Records to process: Begin

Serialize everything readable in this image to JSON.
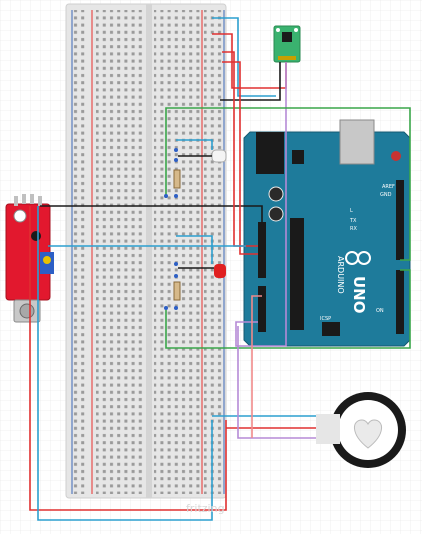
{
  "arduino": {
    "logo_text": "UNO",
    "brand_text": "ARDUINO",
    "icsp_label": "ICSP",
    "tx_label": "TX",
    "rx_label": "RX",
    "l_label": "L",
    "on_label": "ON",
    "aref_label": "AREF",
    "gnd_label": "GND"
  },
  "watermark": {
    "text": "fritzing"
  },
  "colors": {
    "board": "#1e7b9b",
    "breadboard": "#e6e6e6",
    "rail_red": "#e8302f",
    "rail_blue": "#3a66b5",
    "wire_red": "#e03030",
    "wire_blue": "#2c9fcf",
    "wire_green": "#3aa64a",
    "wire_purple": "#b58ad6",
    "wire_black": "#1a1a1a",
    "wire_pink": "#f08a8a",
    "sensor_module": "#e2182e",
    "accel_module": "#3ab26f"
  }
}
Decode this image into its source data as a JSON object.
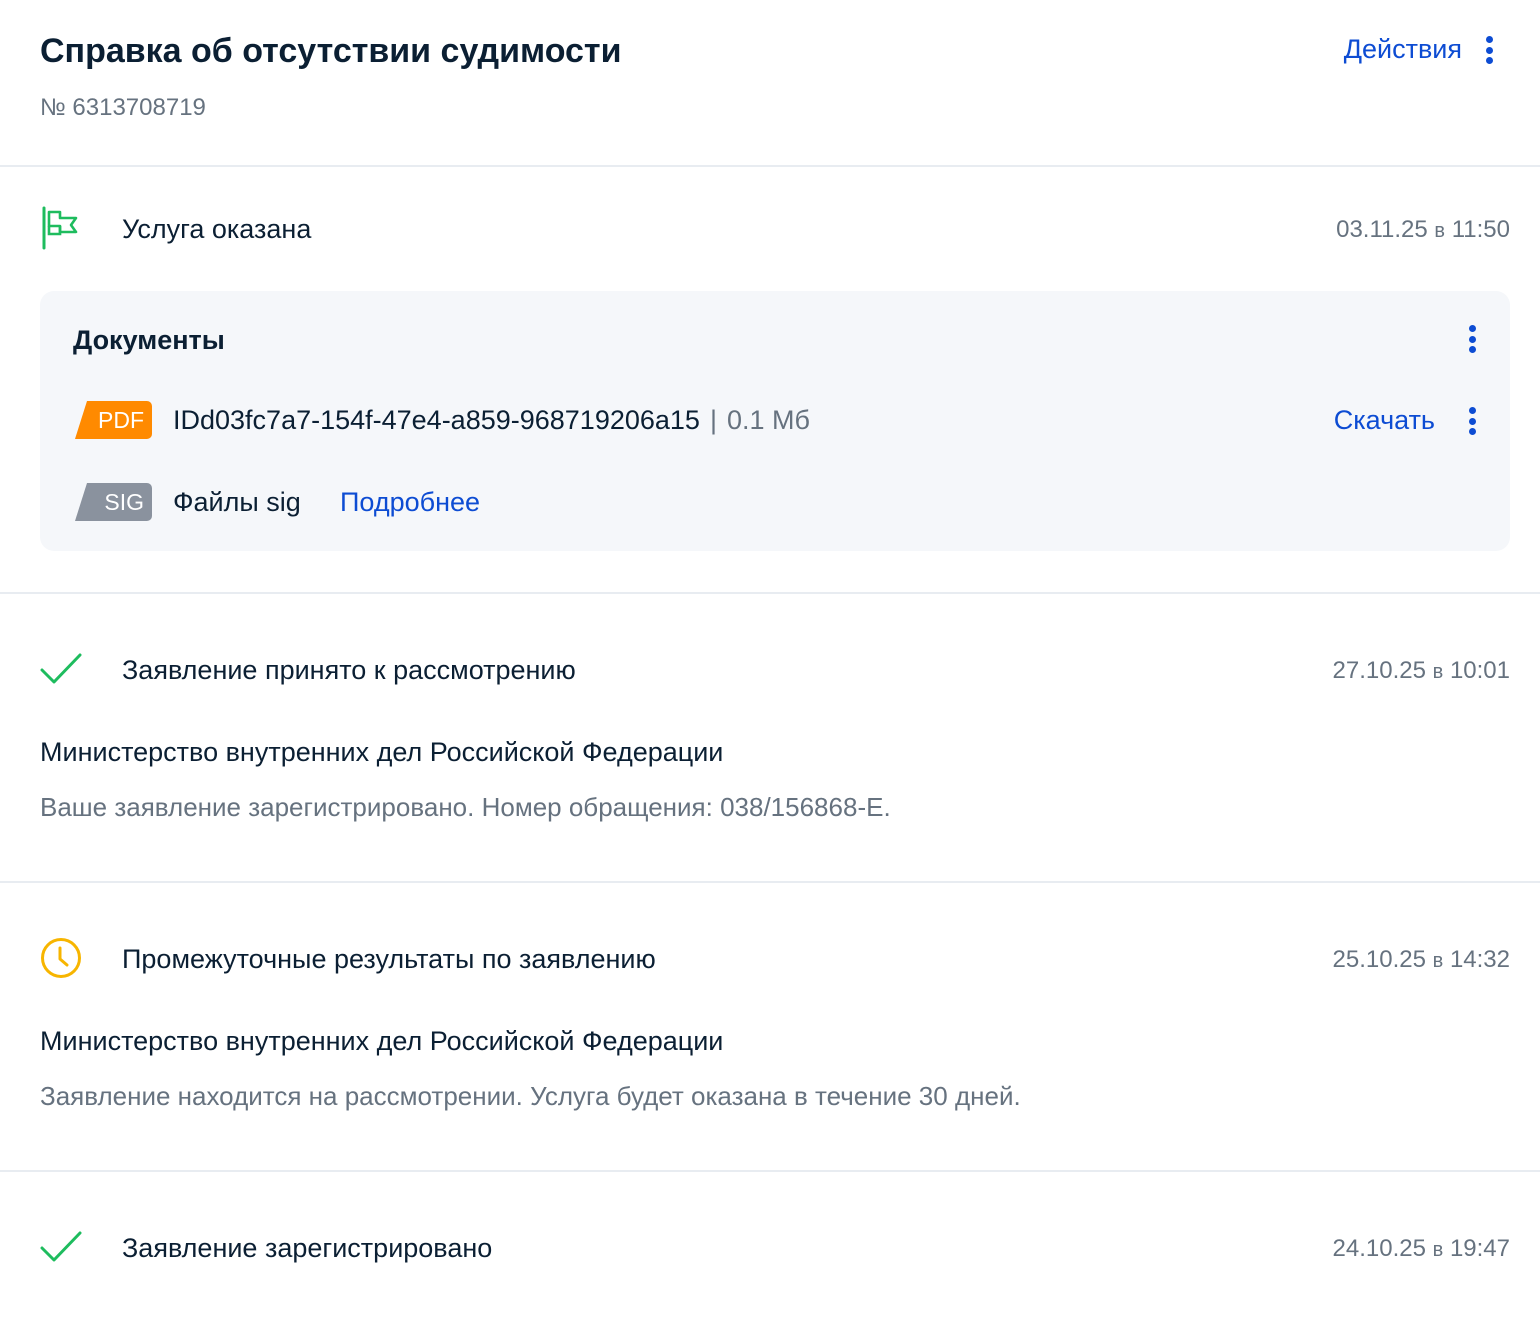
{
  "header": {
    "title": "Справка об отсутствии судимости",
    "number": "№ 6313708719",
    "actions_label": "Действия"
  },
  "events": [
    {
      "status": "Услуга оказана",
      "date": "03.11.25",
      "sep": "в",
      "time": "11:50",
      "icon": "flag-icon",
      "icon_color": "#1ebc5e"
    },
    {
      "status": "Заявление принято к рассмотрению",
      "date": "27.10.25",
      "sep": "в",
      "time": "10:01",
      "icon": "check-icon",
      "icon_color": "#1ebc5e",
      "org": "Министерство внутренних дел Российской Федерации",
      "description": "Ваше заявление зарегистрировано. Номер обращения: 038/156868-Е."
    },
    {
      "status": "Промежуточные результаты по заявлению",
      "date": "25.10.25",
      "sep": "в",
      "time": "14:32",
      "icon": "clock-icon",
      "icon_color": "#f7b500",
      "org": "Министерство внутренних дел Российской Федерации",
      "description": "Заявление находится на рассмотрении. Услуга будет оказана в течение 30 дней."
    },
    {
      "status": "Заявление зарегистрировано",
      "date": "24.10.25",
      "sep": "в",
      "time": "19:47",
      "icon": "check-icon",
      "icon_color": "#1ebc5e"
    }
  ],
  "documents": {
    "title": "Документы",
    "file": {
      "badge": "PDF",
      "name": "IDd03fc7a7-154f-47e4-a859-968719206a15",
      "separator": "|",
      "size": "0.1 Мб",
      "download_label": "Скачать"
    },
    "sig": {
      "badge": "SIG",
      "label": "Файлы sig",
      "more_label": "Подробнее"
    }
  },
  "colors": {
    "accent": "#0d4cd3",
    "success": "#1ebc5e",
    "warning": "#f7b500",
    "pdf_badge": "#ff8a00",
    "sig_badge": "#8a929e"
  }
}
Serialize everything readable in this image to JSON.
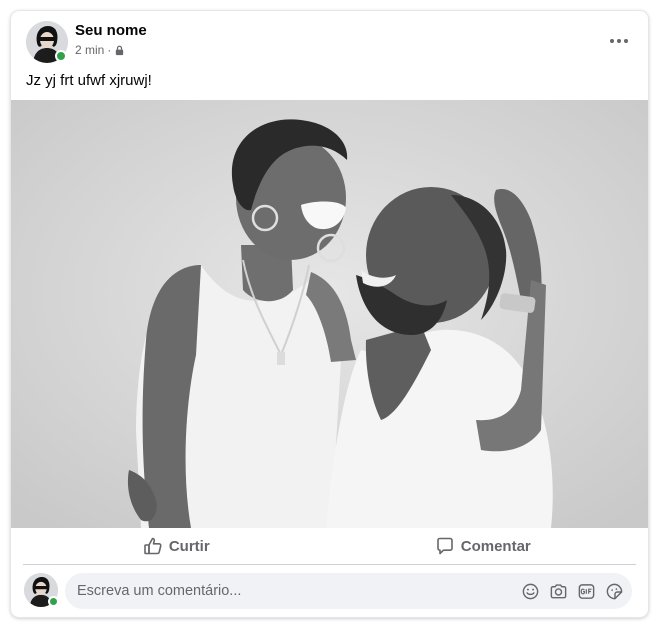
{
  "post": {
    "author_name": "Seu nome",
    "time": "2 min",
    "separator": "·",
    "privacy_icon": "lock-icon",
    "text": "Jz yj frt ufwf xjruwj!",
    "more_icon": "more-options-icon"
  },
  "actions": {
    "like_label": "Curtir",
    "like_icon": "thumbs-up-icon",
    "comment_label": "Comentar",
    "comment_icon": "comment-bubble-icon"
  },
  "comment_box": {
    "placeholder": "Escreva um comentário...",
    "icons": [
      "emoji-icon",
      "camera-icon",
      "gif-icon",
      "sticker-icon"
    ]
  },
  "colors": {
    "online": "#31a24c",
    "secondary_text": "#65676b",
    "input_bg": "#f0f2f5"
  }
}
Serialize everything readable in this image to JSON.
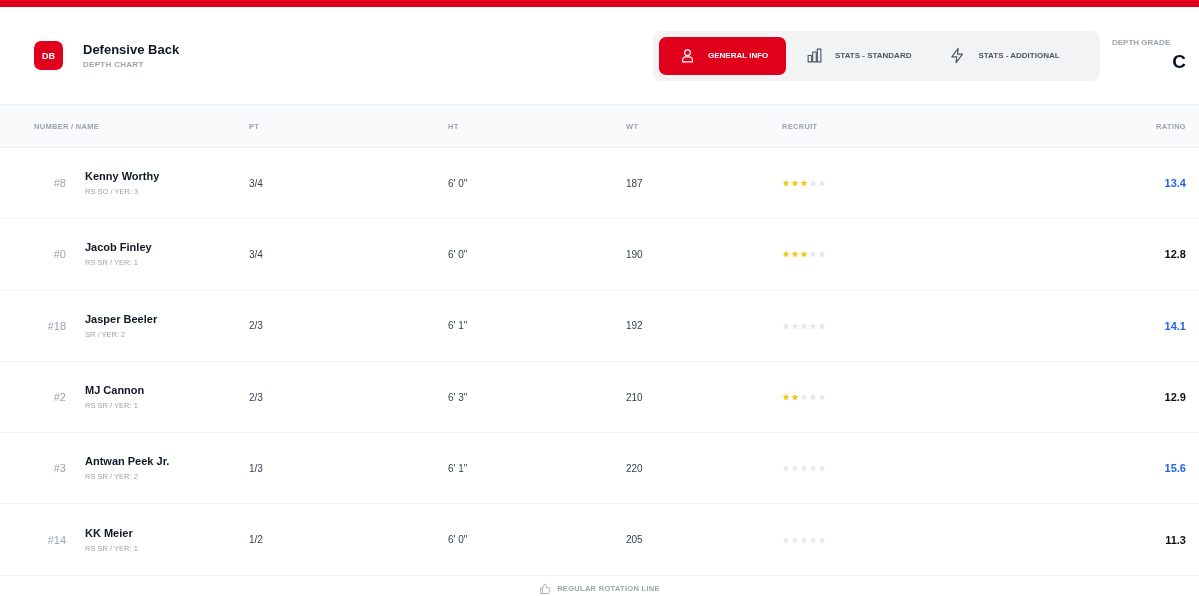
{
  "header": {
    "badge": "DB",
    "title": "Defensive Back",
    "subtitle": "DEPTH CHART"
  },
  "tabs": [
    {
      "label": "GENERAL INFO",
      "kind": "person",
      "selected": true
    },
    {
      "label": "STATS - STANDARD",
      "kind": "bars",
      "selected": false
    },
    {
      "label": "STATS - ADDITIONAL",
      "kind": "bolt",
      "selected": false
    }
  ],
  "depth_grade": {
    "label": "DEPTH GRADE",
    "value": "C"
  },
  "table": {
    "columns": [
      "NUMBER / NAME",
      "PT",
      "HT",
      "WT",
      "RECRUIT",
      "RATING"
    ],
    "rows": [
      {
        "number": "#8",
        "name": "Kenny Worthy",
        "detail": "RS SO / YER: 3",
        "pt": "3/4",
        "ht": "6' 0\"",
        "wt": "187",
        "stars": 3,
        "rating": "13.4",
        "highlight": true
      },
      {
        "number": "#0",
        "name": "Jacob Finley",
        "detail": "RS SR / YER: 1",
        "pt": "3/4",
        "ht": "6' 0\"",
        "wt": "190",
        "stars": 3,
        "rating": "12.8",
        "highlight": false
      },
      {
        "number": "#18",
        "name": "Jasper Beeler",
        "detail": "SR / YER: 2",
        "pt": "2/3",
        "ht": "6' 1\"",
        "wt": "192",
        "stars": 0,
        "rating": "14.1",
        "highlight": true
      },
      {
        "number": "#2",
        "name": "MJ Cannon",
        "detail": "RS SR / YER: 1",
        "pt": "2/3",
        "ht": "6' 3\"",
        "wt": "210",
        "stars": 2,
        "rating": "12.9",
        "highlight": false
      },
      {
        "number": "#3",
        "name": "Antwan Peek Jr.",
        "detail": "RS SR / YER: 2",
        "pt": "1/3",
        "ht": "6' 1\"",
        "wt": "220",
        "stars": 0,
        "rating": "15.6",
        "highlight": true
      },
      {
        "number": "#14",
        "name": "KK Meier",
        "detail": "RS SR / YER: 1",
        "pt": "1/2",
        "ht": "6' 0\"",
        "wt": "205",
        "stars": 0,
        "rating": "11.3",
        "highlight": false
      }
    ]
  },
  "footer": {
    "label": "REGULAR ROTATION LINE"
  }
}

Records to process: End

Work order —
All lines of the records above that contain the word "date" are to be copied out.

Output below —
      "date": "03.11.25",
      "date": "27.10.25",
      "date": "25.10.25",
      "date": "24.10.25",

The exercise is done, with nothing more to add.